__EXCERPTED DATA__
________

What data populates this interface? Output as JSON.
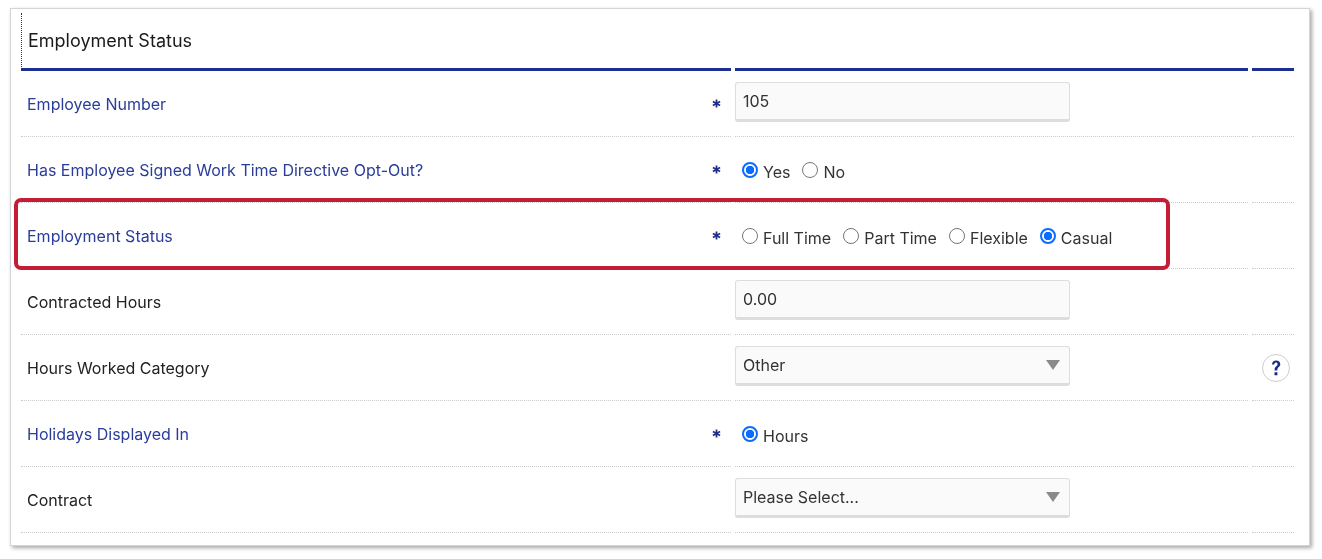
{
  "section": {
    "title": "Employment Status"
  },
  "rows": [
    {
      "kind": "text",
      "label": "Employee Number",
      "required": true,
      "value": "105"
    },
    {
      "kind": "radio",
      "label": "Has Employee Signed Work Time Directive Opt-Out?",
      "required": true,
      "options": [
        {
          "label": "Yes",
          "selected": true
        },
        {
          "label": "No",
          "selected": false
        }
      ]
    },
    {
      "kind": "radio",
      "label": "Employment Status",
      "required": true,
      "highlighted": true,
      "options": [
        {
          "label": "Full Time",
          "selected": false
        },
        {
          "label": "Part Time",
          "selected": false
        },
        {
          "label": "Flexible",
          "selected": false
        },
        {
          "label": "Casual",
          "selected": true
        }
      ]
    },
    {
      "kind": "text",
      "label": "Contracted Hours",
      "required": false,
      "value": "0.00"
    },
    {
      "kind": "select",
      "label": "Hours Worked Category",
      "required": false,
      "value": "Other",
      "help": true
    },
    {
      "kind": "radio",
      "label": "Holidays Displayed In",
      "required": true,
      "options": [
        {
          "label": "Hours",
          "selected": true
        }
      ]
    },
    {
      "kind": "select",
      "label": "Contract",
      "required": false,
      "value": "Please Select..."
    }
  ]
}
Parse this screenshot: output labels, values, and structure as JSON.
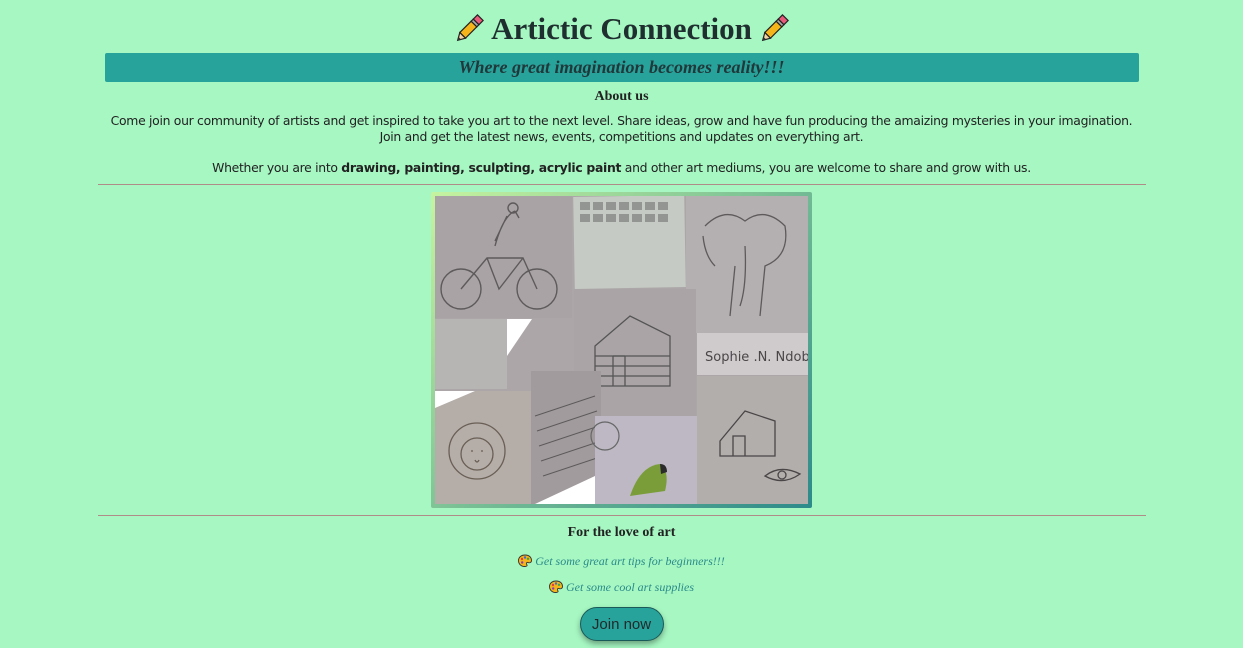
{
  "header": {
    "title": "Artictic Connection",
    "tagline": "Where great imagination becomes reality!!!"
  },
  "about": {
    "heading": "About us",
    "paragraph1": "Come join our community of artists and get inspired to take you art to the next level. Share ideas, grow and have fun producing the amaizing mysteries in your imagination. Join and get the latest news, events, competitions and updates on everything art.",
    "paragraph2_prefix": "Whether you are into ",
    "paragraph2_bold": "drawing, painting, sculpting, acrylic paint",
    "paragraph2_suffix": " and other art mediums, you are welcome to share and grow with us."
  },
  "collage": {
    "signature": "Sophie .N. Ndobe"
  },
  "love": {
    "heading": "For the love of art",
    "link1": "Get some great art tips for beginners!!!",
    "link2": "Get some cool art supplies"
  },
  "cta": {
    "join_label": "Join now"
  },
  "colors": {
    "background": "#a6f7c2",
    "banner": "#28a39c",
    "link": "#2c8a8a"
  },
  "icons": [
    "pencil-icon",
    "artist-palette-icon"
  ]
}
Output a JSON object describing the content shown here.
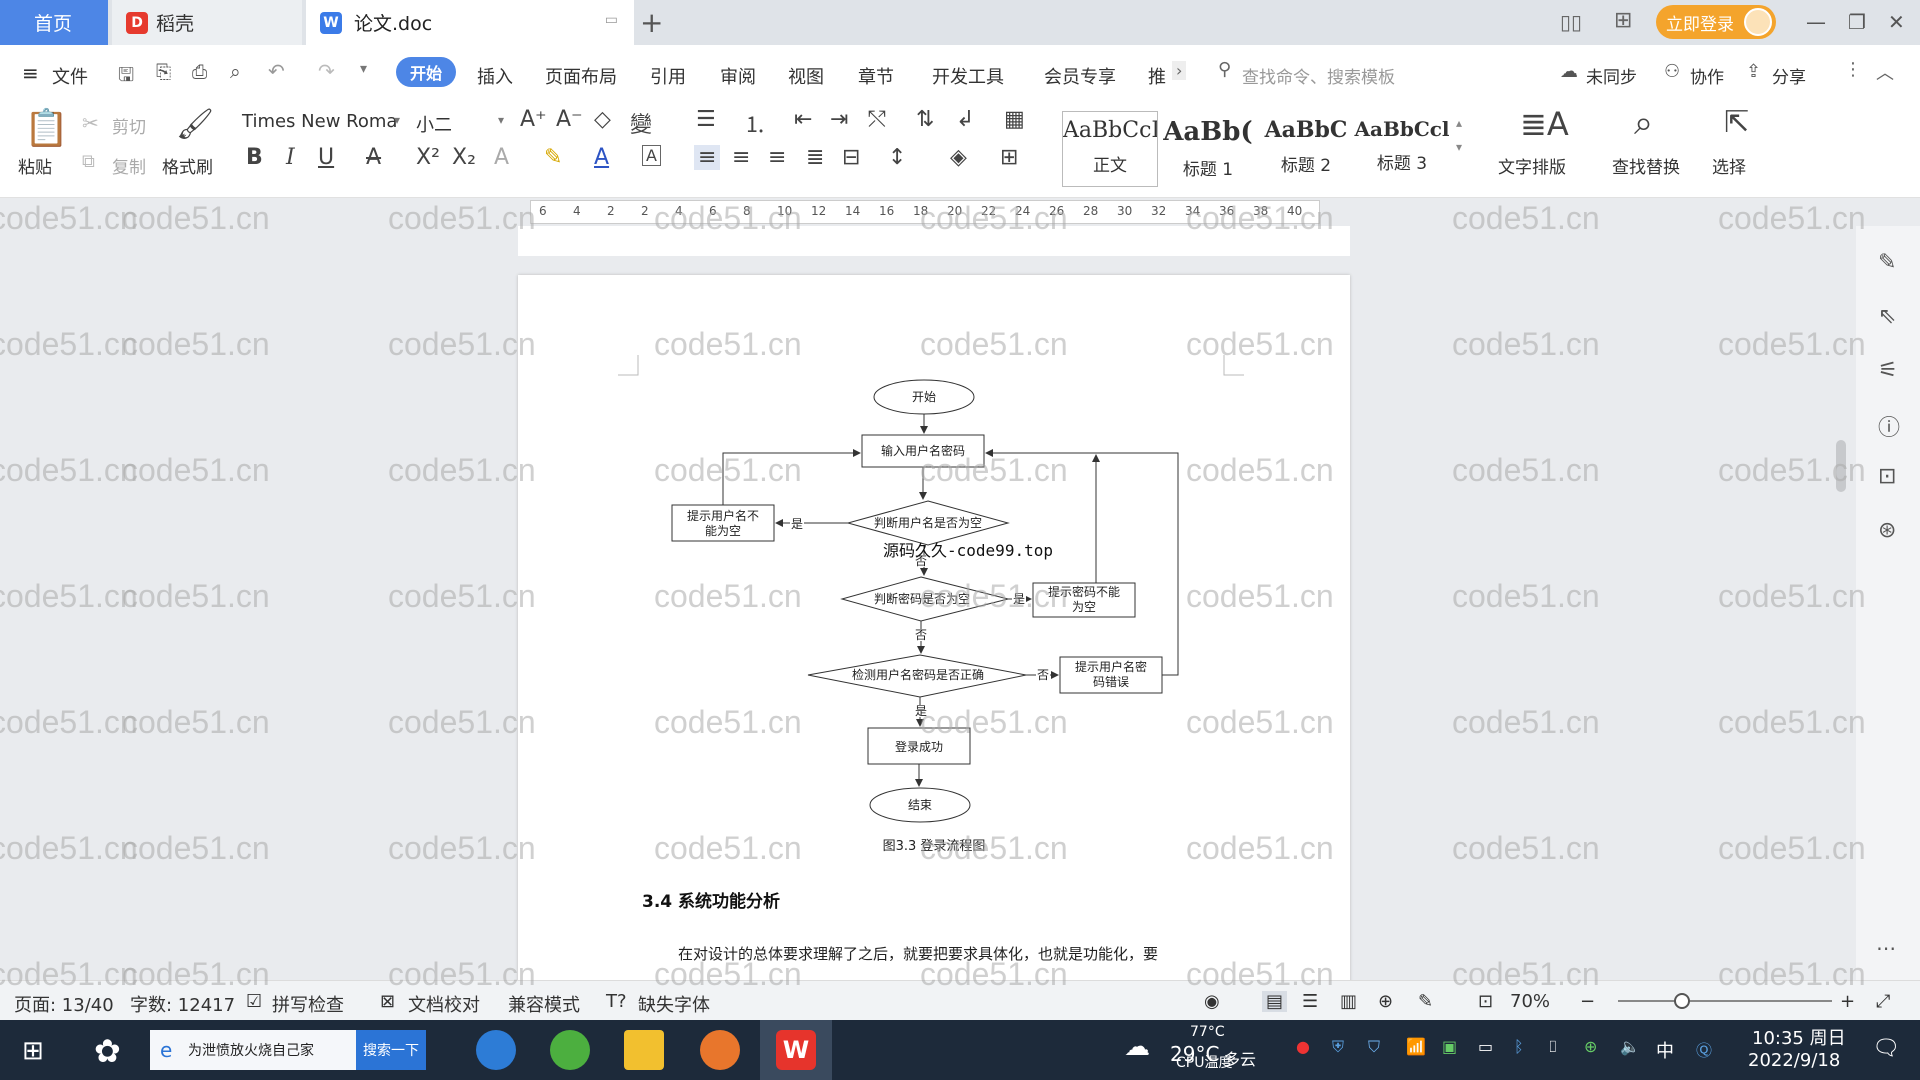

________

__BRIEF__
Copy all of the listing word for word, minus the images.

__RESPONSE__
What data populates this interface? Output as JSON.
{
  "section": {
    "title": "Employment Status"
  },
  "rows": [
    {
      "kind": "text",
      "label": "Employee Number",
      "required": true,
      "value": "105"
    },
    {
      "kind": "radio",
      "label": "Has Employee Signed Work Time Directive Opt-Out?",
      "required": true,
      "options": [
        {
          "label": "Yes",
          "selected": true
        },
        {
          "label": "No",
          "selected": false
        }
      ]
    },
    {
      "kind": "radio",
      "label": "Employment Status",
      "required": true,
      "highlighted": true,
      "options": [
        {
          "label": "Full Time",
          "selected": false
        },
        {
          "label": "Part Time",
          "selected": false
        },
        {
          "label": "Flexible",
          "selected": false
        },
        {
          "label": "Casual",
          "selected": true
        }
      ]
    },
    {
      "kind": "text",
      "label": "Contracted Hours",
      "required": false,
      "value": "0.00"
    },
    {
      "kind": "select",
      "label": "Hours Worked Category",
      "required": false,
      "value": "Other",
      "help": true
    },
    {
      "kind": "radio",
      "label": "Holidays Displayed In",
      "required": true,
      "options": [
        {
          "label": "Hours",
          "selected": true
        }
      ]
    },
    {
      "kind": "select",
      "label": "Contract",
      "required": false,
      "value": "Please Select..."
    }
  ]
}
Parse this screenshot: output labels, values, and structure as JSON.
{
  "header": {
    "title": "Artictic Connection",
    "tagline": "Where great imagination becomes reality!!!"
  },
  "about": {
    "heading": "About us",
    "paragraph1": "Come join our community of artists and get inspired to take you art to the next level. Share ideas, grow and have fun producing the amaizing mysteries in your imagination. Join and get the latest news, events, competitions and updates on everything art.",
    "paragraph2_prefix": "Whether you are into ",
    "paragraph2_bold": "drawing, painting, sculpting, acrylic paint",
    "paragraph2_suffix": " and other art mediums, you are welcome to share and grow with us."
  },
  "collage": {
    "signature": "Sophie .N. Ndobe"
  },
  "love": {
    "heading": "For the love of art",
    "link1": "Get some great art tips for beginners!!!",
    "link2": "Get some cool art supplies"
  },
  "cta": {
    "join_label": "Join now"
  },
  "colors": {
    "background": "#a6f7c2",
    "banner": "#28a39c",
    "link": "#2c8a8a"
  },
  "icons": [
    "pencil-icon",
    "artist-palette-icon"
  ]
}
Output a JSON object describing the content shown here.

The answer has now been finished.